The Association of Manitoba Municipalities holds district meetings every year to find out from members how things are going across the province.
This year's series of seven meetings wrapped up Friday with the last stop in Minto.
About 80 elected officials from across the southwest part of Manitoba attended the day long meeting.
AMM President Kam Blight says all the meetings had some similar topics that were raised by civic leaders. “Definitely some common themes and a lot of it comes down to funding. The increase in inflation has placed added financial pressures on municipalities. Our municipalities have been facing a seven year operating basket funding freeze and that’s creating a lot of challenges for municipalities.”

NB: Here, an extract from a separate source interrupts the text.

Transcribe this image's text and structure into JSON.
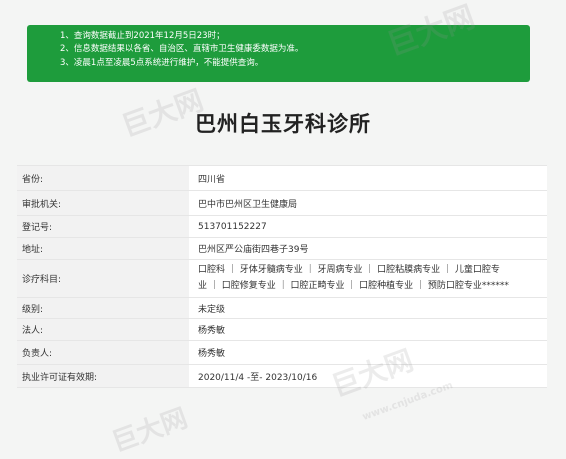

Blight says another issuing popping up is the Investing in Canada Infrastructure program. “A lot of municipalities had projects approved in 2019 and now those tender prices are quite low compared to today’s costs in actual figures. It’s as much as 30 to 40 per cent more in some cases and that’s a major concern.”
Civic leaders are also voicing concerns about health care and specifically attracting and retaining paramedics and first repsonders.
“We’ve been trying to raise that issue with government ministers and hopefully we can see some movement in that area as well” said Kam Blight.
A group of municipal leaders met in mid June with government ministers to present their case surrounding health care workers. “We met to lobby the province about our case for more training for E-M-T’s across the province and to look at the whole para medicine situation to see if they could implement some new ideas to make it more efficient and better for people in rural Manitoba” said RM of Grassland Reeve Ruth Mealy.
She adds paramedics are understaffed and some are reaching retirement age and the municipal group is lobbying the province to increase training in rural Manitoba.
Kam Blight says new regulations will make it even more challenging to get people out to rural areas.
“There’s better salaries in the City of Winnipeg there’s less on call time and to be a volunteer first responder you training time is being tripled and costs increased dramatically and that impacts the training and retention of these individuals for these communities. We’re also seeing staffing shortages take place and waiting times increasing dramatically” said Kam Blight.
“The key to solving these problems is dialogue and getting both sides to sit down and talk about the issues. There certainly isn’t a one size fits all because it’s different in rural areas when compared to the city. They need to sit down with these municipalities and see how they’re being impacted.